About this task: Look through the entries for the string "JSON", and copy each line that holds it.

Dataset entries:
+--
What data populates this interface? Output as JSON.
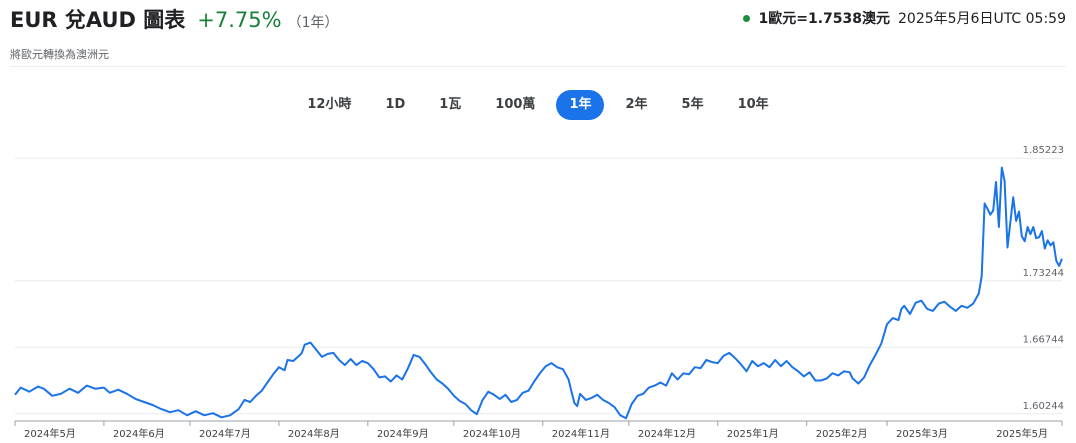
{
  "header": {
    "title": "EUR 兌AUD 圖表",
    "change": "+7.75%",
    "period": "（1年）",
    "subtitle": "將歐元轉換為澳洲元",
    "rate": "1歐元=1.7538澳元",
    "timestamp": "2025年5月6日UTC 05:59"
  },
  "tabs": [
    {
      "label": "12小時",
      "active": false
    },
    {
      "label": "1D",
      "active": false
    },
    {
      "label": "1瓦",
      "active": false
    },
    {
      "label": "100萬",
      "active": false
    },
    {
      "label": "1年",
      "active": true
    },
    {
      "label": "2年",
      "active": false
    },
    {
      "label": "5年",
      "active": false
    },
    {
      "label": "10年",
      "active": false
    }
  ],
  "colors": {
    "line": "#1a73e8",
    "up": "#188038",
    "active_tab": "#1a73e8"
  },
  "chart_data": {
    "type": "line",
    "ylim": [
      1.5954,
      1.8622
    ],
    "yticks": [
      {
        "value": 1.85223,
        "label": "1.85223"
      },
      {
        "value": 1.73244,
        "label": "1.73244"
      },
      {
        "value": 1.66744,
        "label": "1.66744"
      },
      {
        "value": 1.60244,
        "label": "1.60244"
      }
    ],
    "xticks": [
      "2024年5月",
      "2024年6月",
      "2024年7月",
      "2024年8月",
      "2024年9月",
      "2024年10月",
      "2024年11月",
      "2024年12月",
      "2025年1月",
      "2025年2月",
      "2025年3月",
      "2025年5月"
    ],
    "xlim": [
      0,
      365
    ],
    "xtick_positions": [
      0,
      31,
      61,
      92,
      123,
      153,
      184,
      214,
      245,
      276,
      304,
      365
    ],
    "grid": true,
    "series": [
      {
        "points": [
          [
            0,
            1.621
          ],
          [
            2,
            1.628
          ],
          [
            5,
            1.624
          ],
          [
            8,
            1.629
          ],
          [
            10,
            1.627
          ],
          [
            13,
            1.62
          ],
          [
            16,
            1.622
          ],
          [
            19,
            1.627
          ],
          [
            22,
            1.623
          ],
          [
            25,
            1.63
          ],
          [
            28,
            1.627
          ],
          [
            31,
            1.628
          ],
          [
            33,
            1.623
          ],
          [
            36,
            1.626
          ],
          [
            39,
            1.622
          ],
          [
            42,
            1.617
          ],
          [
            45,
            1.614
          ],
          [
            48,
            1.611
          ],
          [
            51,
            1.607
          ],
          [
            54,
            1.604
          ],
          [
            57,
            1.606
          ],
          [
            60,
            1.601
          ],
          [
            63,
            1.605
          ],
          [
            66,
            1.601
          ],
          [
            69,
            1.603
          ],
          [
            72,
            1.599
          ],
          [
            75,
            1.601
          ],
          [
            78,
            1.607
          ],
          [
            80,
            1.616
          ],
          [
            82,
            1.614
          ],
          [
            84,
            1.62
          ],
          [
            86,
            1.625
          ],
          [
            88,
            1.633
          ],
          [
            90,
            1.641
          ],
          [
            92,
            1.648
          ],
          [
            94,
            1.645
          ],
          [
            95,
            1.655
          ],
          [
            97,
            1.654
          ],
          [
            99,
            1.659
          ],
          [
            100,
            1.662
          ],
          [
            101,
            1.67
          ],
          [
            103,
            1.672
          ],
          [
            105,
            1.665
          ],
          [
            107,
            1.658
          ],
          [
            109,
            1.661
          ],
          [
            111,
            1.662
          ],
          [
            113,
            1.655
          ],
          [
            115,
            1.65
          ],
          [
            117,
            1.656
          ],
          [
            119,
            1.65
          ],
          [
            121,
            1.654
          ],
          [
            123,
            1.652
          ],
          [
            125,
            1.646
          ],
          [
            127,
            1.638
          ],
          [
            129,
            1.639
          ],
          [
            131,
            1.634
          ],
          [
            133,
            1.64
          ],
          [
            135,
            1.636
          ],
          [
            137,
            1.647
          ],
          [
            139,
            1.66
          ],
          [
            141,
            1.658
          ],
          [
            143,
            1.651
          ],
          [
            145,
            1.643
          ],
          [
            147,
            1.636
          ],
          [
            149,
            1.632
          ],
          [
            151,
            1.627
          ],
          [
            153,
            1.62
          ],
          [
            155,
            1.615
          ],
          [
            157,
            1.612
          ],
          [
            159,
            1.606
          ],
          [
            161,
            1.602
          ],
          [
            163,
            1.616
          ],
          [
            165,
            1.624
          ],
          [
            167,
            1.621
          ],
          [
            169,
            1.617
          ],
          [
            171,
            1.621
          ],
          [
            173,
            1.614
          ],
          [
            175,
            1.616
          ],
          [
            177,
            1.623
          ],
          [
            179,
            1.625
          ],
          [
            181,
            1.634
          ],
          [
            183,
            1.642
          ],
          [
            185,
            1.649
          ],
          [
            187,
            1.652
          ],
          [
            189,
            1.648
          ],
          [
            191,
            1.646
          ],
          [
            193,
            1.636
          ],
          [
            194,
            1.624
          ],
          [
            195,
            1.613
          ],
          [
            196,
            1.61
          ],
          [
            197,
            1.622
          ],
          [
            199,
            1.616
          ],
          [
            201,
            1.618
          ],
          [
            203,
            1.621
          ],
          [
            205,
            1.616
          ],
          [
            207,
            1.613
          ],
          [
            209,
            1.609
          ],
          [
            211,
            1.601
          ],
          [
            213,
            1.598
          ],
          [
            215,
            1.612
          ],
          [
            217,
            1.62
          ],
          [
            219,
            1.622
          ],
          [
            221,
            1.628
          ],
          [
            223,
            1.63
          ],
          [
            225,
            1.633
          ],
          [
            227,
            1.63
          ],
          [
            229,
            1.642
          ],
          [
            231,
            1.636
          ],
          [
            233,
            1.642
          ],
          [
            235,
            1.641
          ],
          [
            237,
            1.648
          ],
          [
            239,
            1.647
          ],
          [
            241,
            1.655
          ],
          [
            243,
            1.653
          ],
          [
            245,
            1.652
          ],
          [
            247,
            1.659
          ],
          [
            249,
            1.662
          ],
          [
            251,
            1.657
          ],
          [
            253,
            1.651
          ],
          [
            255,
            1.644
          ],
          [
            257,
            1.654
          ],
          [
            259,
            1.649
          ],
          [
            261,
            1.652
          ],
          [
            263,
            1.648
          ],
          [
            265,
            1.655
          ],
          [
            267,
            1.649
          ],
          [
            269,
            1.654
          ],
          [
            271,
            1.648
          ],
          [
            273,
            1.644
          ],
          [
            275,
            1.639
          ],
          [
            277,
            1.643
          ],
          [
            279,
            1.635
          ],
          [
            281,
            1.635
          ],
          [
            283,
            1.637
          ],
          [
            285,
            1.642
          ],
          [
            287,
            1.64
          ],
          [
            289,
            1.644
          ],
          [
            291,
            1.643
          ],
          [
            292,
            1.637
          ],
          [
            294,
            1.632
          ],
          [
            296,
            1.638
          ],
          [
            298,
            1.65
          ],
          [
            300,
            1.66
          ],
          [
            302,
            1.671
          ],
          [
            304,
            1.69
          ],
          [
            306,
            1.696
          ],
          [
            308,
            1.694
          ],
          [
            309,
            1.705
          ],
          [
            310,
            1.708
          ],
          [
            312,
            1.7
          ],
          [
            314,
            1.711
          ],
          [
            316,
            1.713
          ],
          [
            318,
            1.705
          ],
          [
            320,
            1.703
          ],
          [
            322,
            1.71
          ],
          [
            324,
            1.712
          ],
          [
            326,
            1.707
          ],
          [
            328,
            1.703
          ],
          [
            330,
            1.708
          ],
          [
            332,
            1.706
          ],
          [
            334,
            1.71
          ],
          [
            336,
            1.72
          ],
          [
            337,
            1.737
          ],
          [
            338,
            1.808
          ],
          [
            339,
            1.803
          ],
          [
            340,
            1.797
          ],
          [
            341,
            1.801
          ],
          [
            342,
            1.829
          ],
          [
            343,
            1.785
          ],
          [
            344,
            1.843
          ],
          [
            345,
            1.83
          ],
          [
            346,
            1.765
          ],
          [
            347,
            1.79
          ],
          [
            348,
            1.814
          ],
          [
            349,
            1.791
          ],
          [
            350,
            1.8
          ],
          [
            351,
            1.776
          ],
          [
            352,
            1.771
          ],
          [
            353,
            1.785
          ],
          [
            354,
            1.778
          ],
          [
            355,
            1.785
          ],
          [
            356,
            1.774
          ],
          [
            357,
            1.775
          ],
          [
            358,
            1.781
          ],
          [
            359,
            1.764
          ],
          [
            360,
            1.772
          ],
          [
            361,
            1.767
          ],
          [
            362,
            1.77
          ],
          [
            363,
            1.752
          ],
          [
            364,
            1.747
          ],
          [
            365,
            1.754
          ]
        ]
      }
    ]
  }
}
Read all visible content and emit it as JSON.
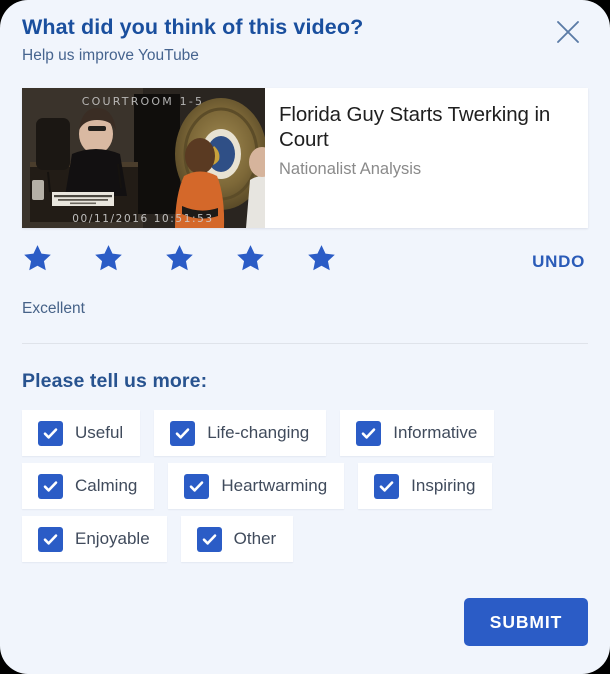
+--
Exercise result:
What data populates this interface? Output as JSON.
Read all visible content and emit it as JSON.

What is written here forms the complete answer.